**AIM OF THE EXERCISE:**
The answer must be every line of the records below that holds the word "data".

= Beginning of Section =

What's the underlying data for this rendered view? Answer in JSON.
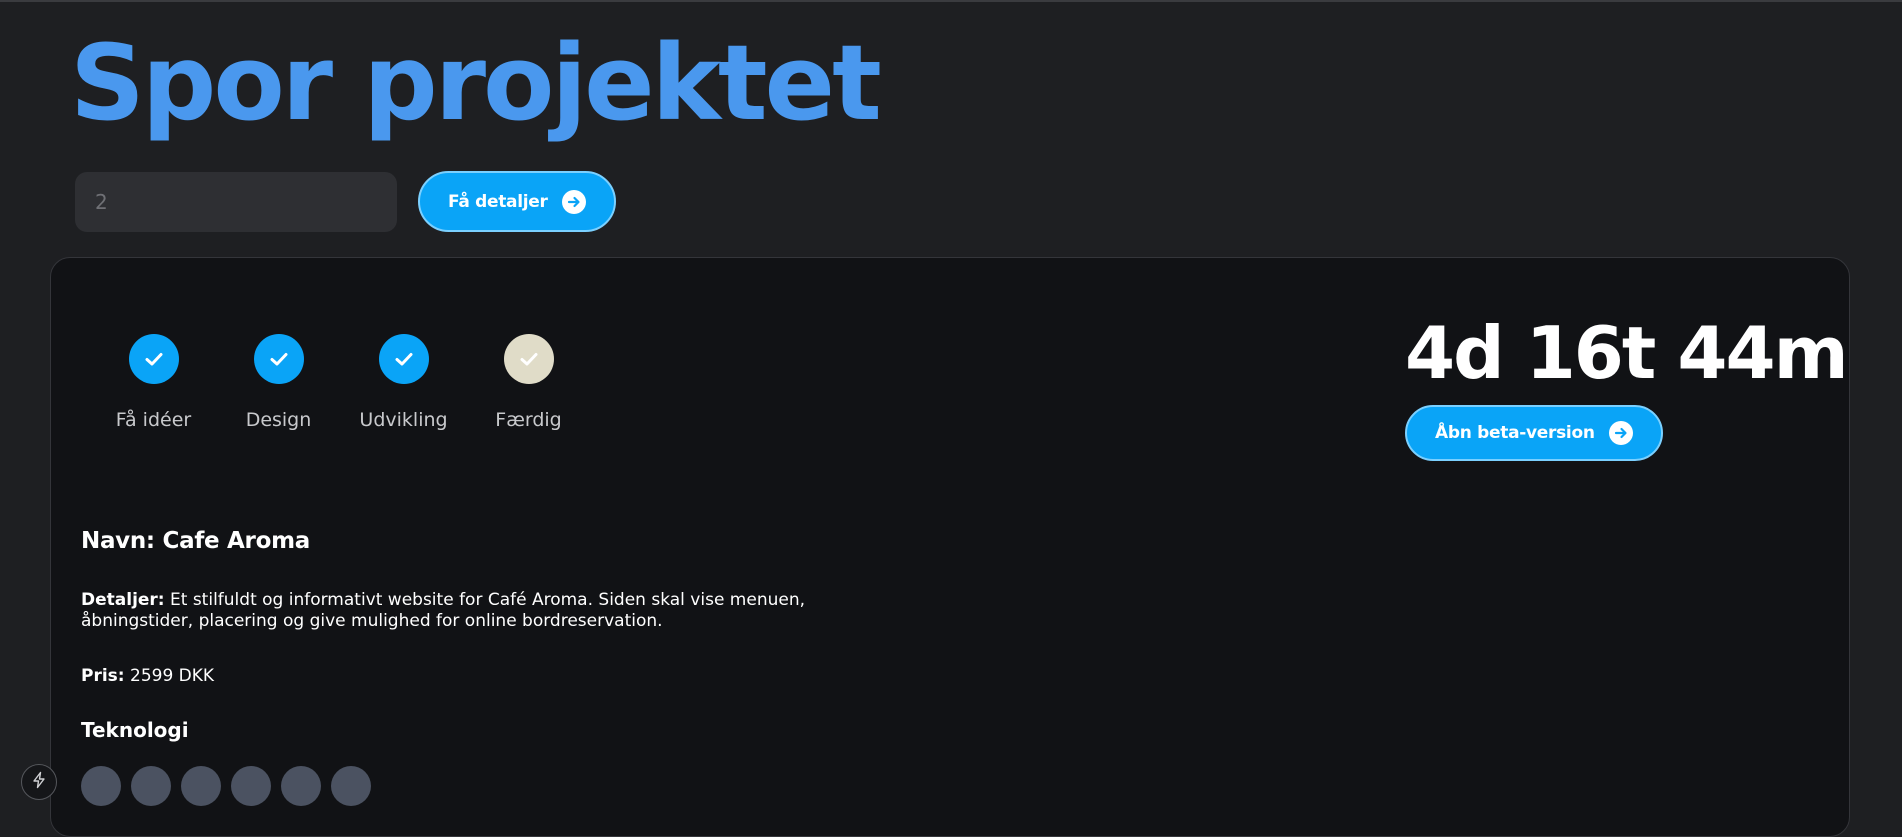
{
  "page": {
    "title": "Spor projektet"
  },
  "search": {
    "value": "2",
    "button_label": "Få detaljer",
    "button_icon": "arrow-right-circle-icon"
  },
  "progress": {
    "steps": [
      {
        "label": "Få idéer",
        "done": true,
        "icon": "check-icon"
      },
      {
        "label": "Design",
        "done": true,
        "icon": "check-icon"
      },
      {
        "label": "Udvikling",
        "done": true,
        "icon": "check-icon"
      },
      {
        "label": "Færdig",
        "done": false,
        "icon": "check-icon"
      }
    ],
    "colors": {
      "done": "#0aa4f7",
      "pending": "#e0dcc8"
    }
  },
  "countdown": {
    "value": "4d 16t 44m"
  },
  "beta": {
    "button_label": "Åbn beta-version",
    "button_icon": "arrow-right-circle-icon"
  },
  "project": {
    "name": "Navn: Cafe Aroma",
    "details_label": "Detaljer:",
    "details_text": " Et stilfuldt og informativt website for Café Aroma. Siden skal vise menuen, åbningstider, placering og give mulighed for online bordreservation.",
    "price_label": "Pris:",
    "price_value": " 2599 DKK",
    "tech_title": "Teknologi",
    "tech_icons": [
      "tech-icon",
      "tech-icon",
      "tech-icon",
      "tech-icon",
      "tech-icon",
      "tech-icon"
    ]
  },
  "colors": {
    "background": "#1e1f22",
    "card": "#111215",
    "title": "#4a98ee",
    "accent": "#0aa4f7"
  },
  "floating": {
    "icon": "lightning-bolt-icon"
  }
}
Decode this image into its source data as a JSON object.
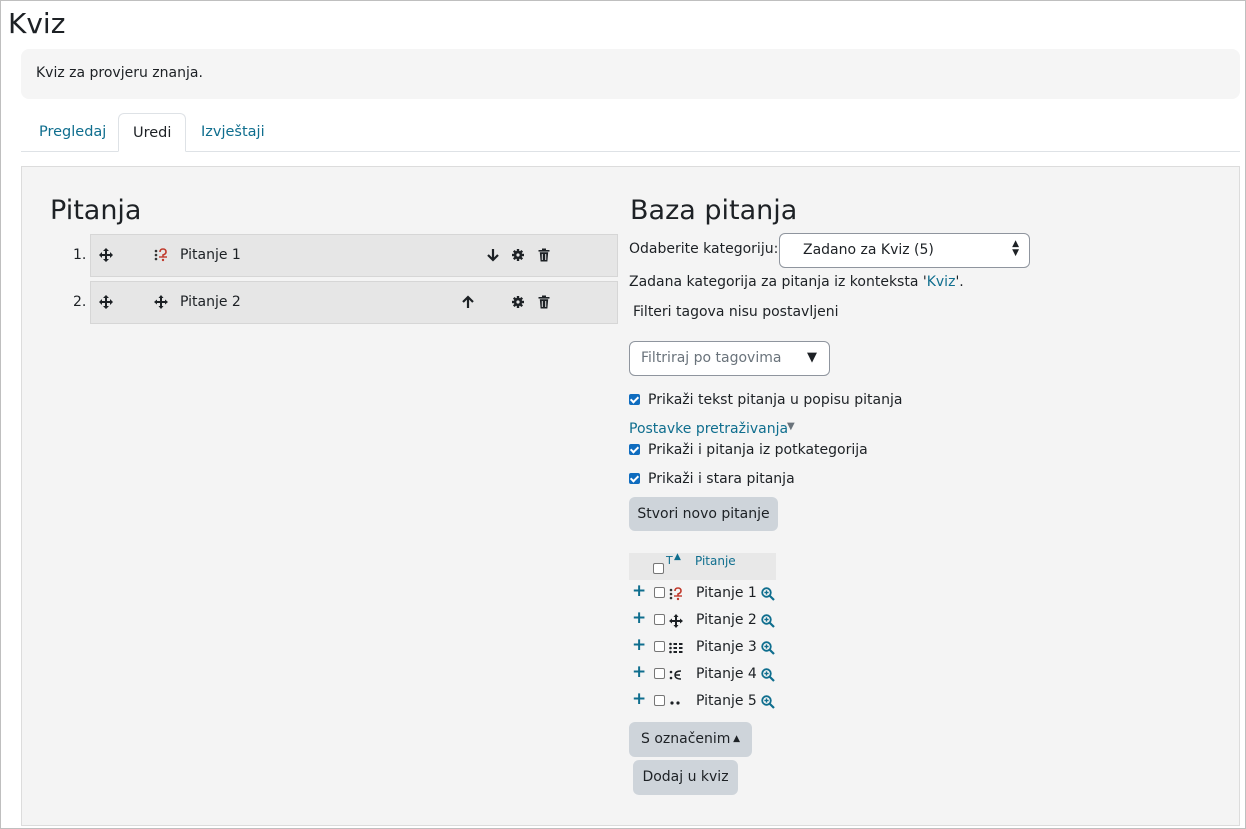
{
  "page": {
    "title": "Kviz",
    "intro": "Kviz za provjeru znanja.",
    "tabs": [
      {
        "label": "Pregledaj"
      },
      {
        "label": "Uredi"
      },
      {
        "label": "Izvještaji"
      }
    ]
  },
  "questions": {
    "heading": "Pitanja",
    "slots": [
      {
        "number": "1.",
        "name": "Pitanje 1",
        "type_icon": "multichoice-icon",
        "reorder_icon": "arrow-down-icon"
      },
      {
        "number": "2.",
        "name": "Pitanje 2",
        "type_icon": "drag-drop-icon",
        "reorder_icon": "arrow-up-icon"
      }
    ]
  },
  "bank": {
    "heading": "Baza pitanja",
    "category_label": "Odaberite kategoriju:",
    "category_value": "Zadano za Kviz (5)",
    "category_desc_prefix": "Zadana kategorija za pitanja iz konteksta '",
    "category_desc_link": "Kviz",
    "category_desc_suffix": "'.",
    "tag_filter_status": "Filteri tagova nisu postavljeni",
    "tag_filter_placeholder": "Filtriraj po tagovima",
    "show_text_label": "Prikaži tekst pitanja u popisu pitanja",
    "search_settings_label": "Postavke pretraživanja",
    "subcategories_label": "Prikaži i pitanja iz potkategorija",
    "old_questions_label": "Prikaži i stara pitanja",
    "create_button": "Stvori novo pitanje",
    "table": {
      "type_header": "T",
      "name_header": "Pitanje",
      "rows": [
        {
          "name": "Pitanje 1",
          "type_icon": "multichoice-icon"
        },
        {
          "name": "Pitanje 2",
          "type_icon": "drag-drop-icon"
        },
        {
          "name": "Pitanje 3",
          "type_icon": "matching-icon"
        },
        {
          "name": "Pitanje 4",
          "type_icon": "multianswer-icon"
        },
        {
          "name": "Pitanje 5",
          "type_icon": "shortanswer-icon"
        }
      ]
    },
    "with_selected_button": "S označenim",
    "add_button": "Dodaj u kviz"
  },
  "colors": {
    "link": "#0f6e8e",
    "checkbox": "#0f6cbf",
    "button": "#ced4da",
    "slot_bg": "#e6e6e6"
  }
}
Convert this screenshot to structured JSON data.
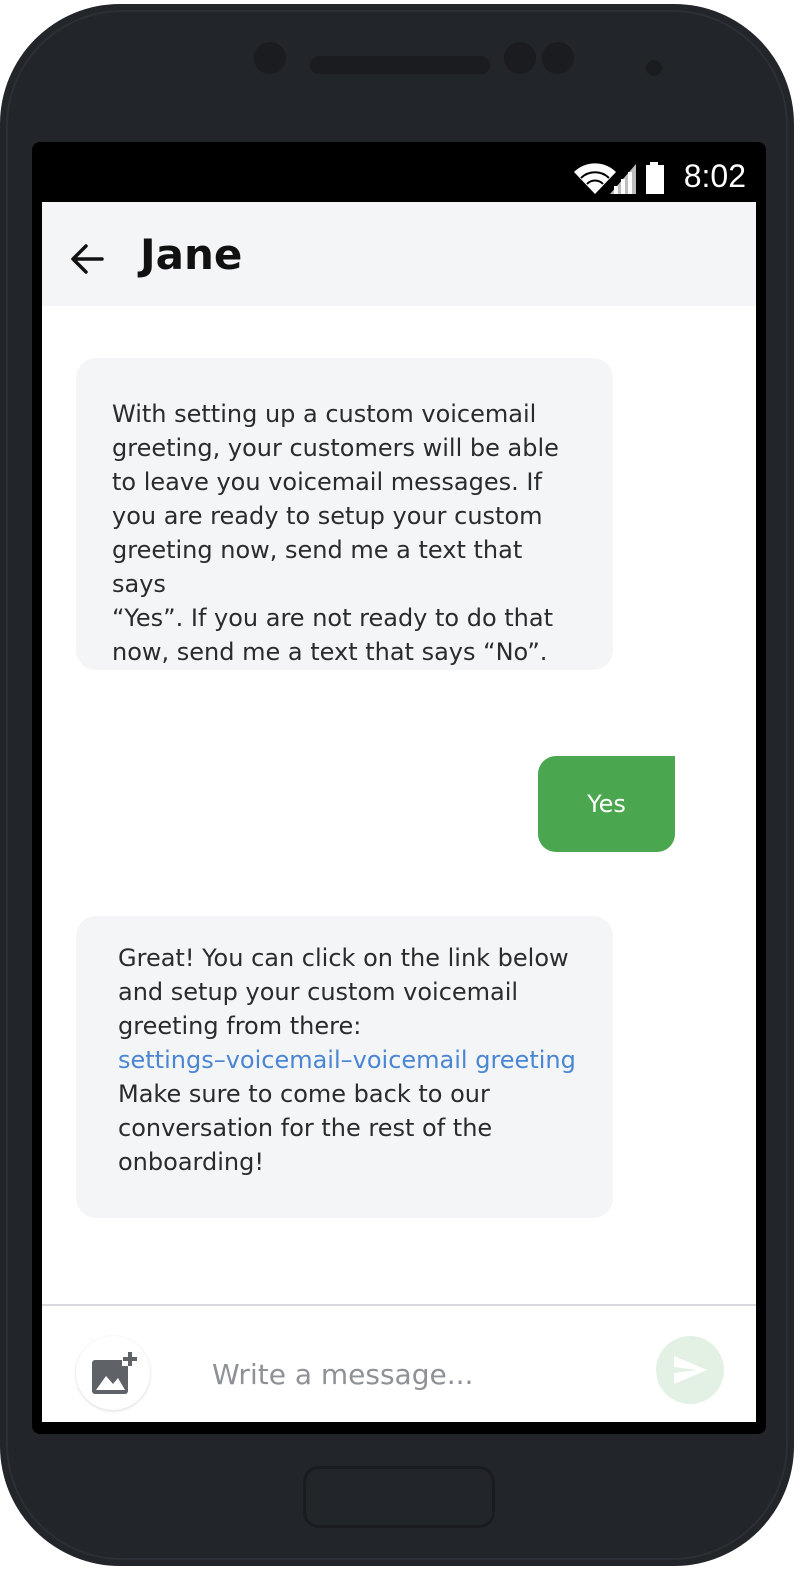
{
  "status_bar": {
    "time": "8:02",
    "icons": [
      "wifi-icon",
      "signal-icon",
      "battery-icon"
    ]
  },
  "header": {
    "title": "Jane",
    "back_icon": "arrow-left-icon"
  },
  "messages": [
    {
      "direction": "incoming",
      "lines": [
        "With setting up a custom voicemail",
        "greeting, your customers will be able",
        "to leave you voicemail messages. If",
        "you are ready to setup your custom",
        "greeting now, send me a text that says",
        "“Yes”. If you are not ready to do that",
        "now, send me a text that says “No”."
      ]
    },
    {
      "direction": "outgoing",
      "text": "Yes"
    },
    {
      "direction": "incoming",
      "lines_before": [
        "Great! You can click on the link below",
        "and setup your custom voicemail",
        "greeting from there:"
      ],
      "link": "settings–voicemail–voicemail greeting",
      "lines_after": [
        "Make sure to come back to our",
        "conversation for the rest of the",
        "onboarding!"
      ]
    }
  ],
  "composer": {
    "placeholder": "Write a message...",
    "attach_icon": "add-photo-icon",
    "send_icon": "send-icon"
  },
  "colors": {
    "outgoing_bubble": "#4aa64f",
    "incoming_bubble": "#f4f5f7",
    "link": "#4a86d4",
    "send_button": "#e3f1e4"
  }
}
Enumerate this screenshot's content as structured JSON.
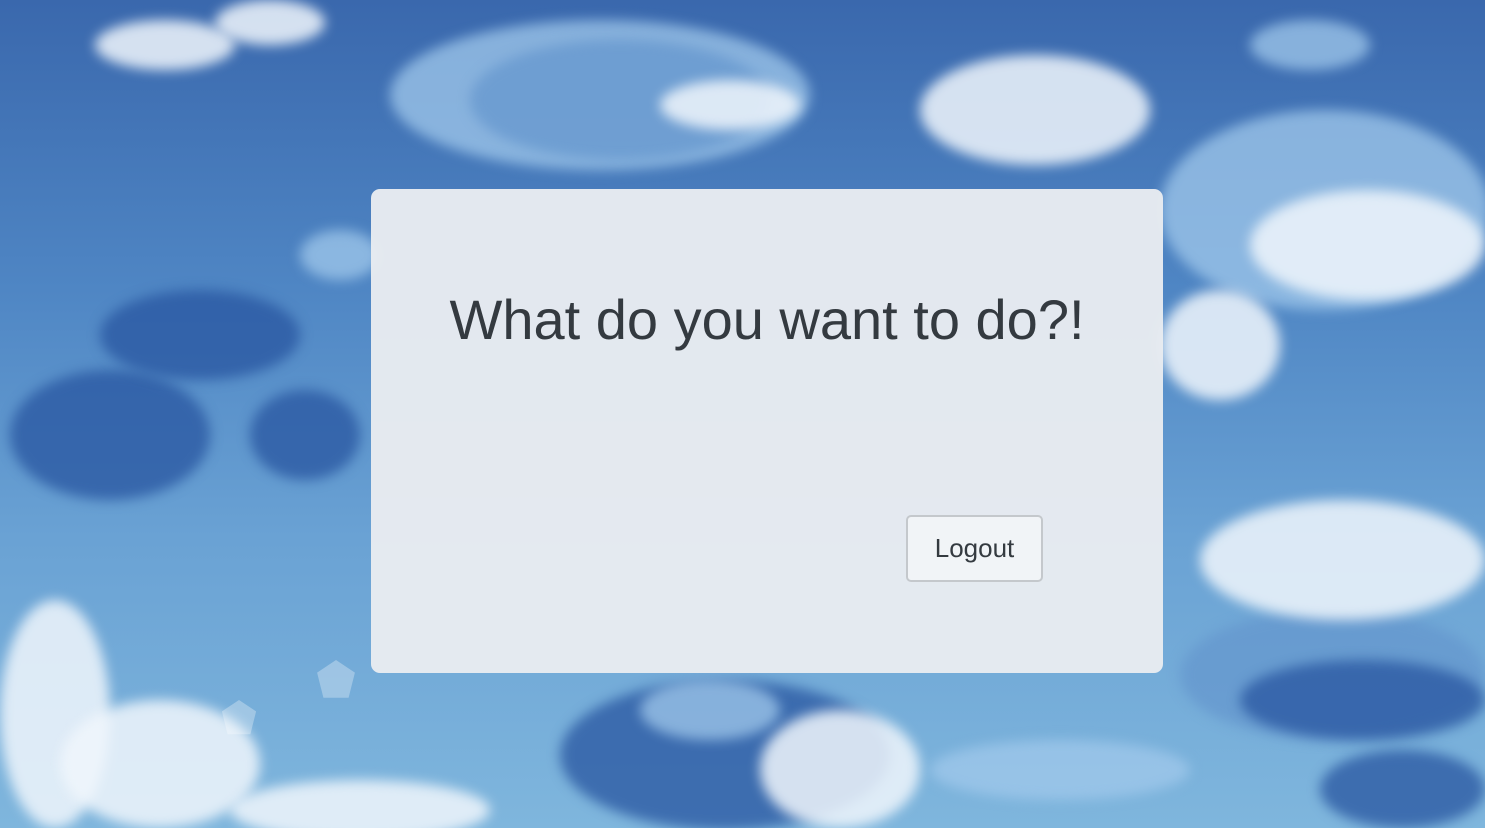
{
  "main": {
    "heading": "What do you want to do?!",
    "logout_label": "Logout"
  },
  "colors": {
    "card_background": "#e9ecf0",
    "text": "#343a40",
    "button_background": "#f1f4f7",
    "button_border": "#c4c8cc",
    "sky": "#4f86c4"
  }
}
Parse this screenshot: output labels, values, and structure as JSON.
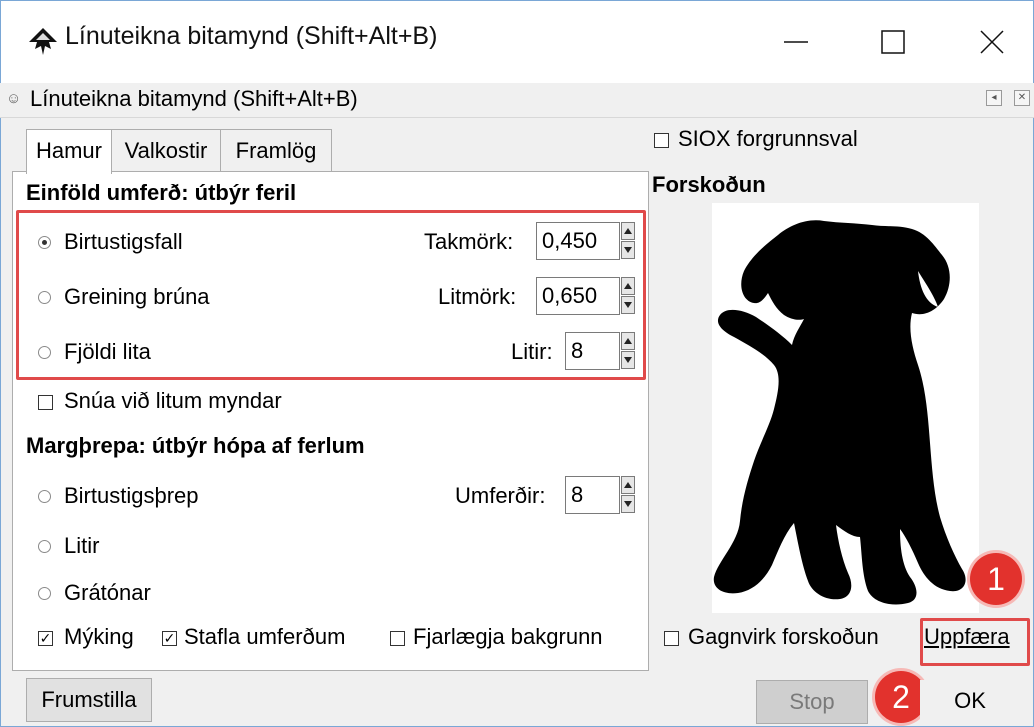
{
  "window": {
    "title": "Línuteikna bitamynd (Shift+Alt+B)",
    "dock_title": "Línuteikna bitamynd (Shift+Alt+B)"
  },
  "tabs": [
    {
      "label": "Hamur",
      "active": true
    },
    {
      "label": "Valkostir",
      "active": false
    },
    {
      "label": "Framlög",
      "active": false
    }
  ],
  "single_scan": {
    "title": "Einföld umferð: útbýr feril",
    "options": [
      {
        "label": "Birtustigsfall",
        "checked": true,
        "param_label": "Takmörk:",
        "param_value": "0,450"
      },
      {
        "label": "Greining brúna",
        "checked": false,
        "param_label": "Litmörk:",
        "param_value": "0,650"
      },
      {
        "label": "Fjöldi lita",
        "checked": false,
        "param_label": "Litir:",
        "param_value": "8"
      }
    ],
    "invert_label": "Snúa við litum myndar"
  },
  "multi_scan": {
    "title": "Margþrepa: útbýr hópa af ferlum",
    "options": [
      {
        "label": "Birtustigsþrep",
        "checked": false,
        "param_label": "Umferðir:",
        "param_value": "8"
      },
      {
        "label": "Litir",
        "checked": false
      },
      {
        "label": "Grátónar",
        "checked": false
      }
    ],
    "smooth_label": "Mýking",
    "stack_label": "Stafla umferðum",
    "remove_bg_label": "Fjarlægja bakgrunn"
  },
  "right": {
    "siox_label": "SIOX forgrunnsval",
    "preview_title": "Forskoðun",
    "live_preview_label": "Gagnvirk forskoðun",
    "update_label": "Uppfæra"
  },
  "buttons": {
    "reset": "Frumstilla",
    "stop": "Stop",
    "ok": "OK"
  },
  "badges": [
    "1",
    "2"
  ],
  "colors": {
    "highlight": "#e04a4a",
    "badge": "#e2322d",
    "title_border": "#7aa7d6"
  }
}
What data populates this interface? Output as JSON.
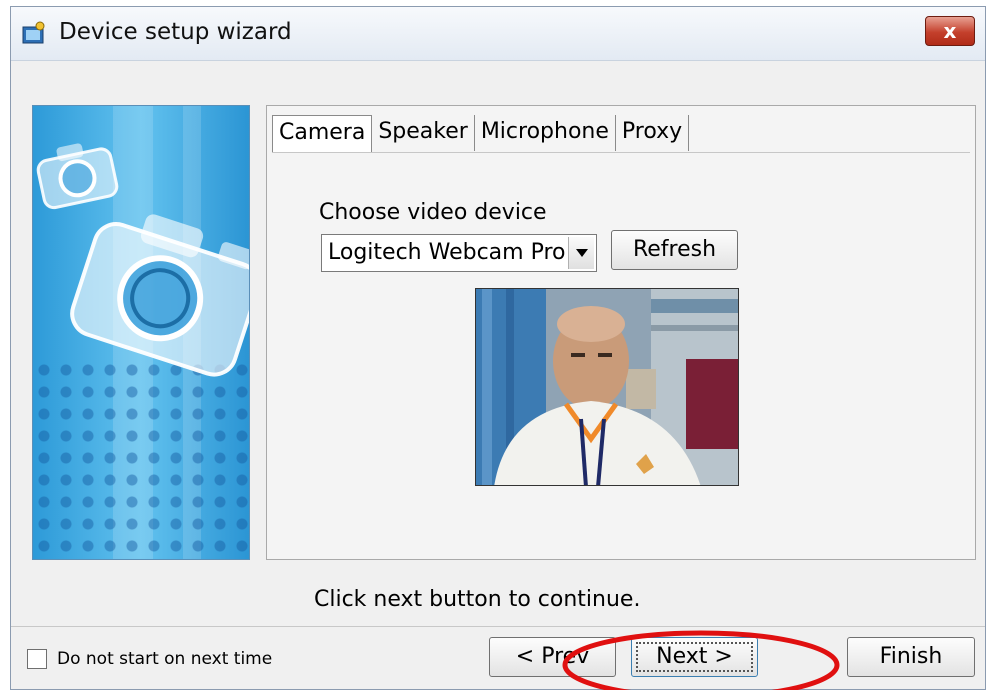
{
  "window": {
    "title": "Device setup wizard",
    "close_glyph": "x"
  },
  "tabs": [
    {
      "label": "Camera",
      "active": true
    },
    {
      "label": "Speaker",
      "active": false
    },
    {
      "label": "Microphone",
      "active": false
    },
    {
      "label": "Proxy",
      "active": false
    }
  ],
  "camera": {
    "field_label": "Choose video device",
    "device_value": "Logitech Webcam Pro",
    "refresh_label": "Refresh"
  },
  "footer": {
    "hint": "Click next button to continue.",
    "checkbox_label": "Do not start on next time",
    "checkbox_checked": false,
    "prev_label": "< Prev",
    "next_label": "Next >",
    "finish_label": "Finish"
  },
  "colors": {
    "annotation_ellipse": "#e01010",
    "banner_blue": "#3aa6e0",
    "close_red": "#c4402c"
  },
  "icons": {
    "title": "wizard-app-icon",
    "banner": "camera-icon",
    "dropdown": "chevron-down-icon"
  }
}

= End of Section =

**ANSWER BOX:**
What's the underlying data for this rendered view? Answer in JSON.
Decode this image into its source data as a JSON object.
Convert this screenshot to structured JSON data.
What data populates this interface? Output as JSON.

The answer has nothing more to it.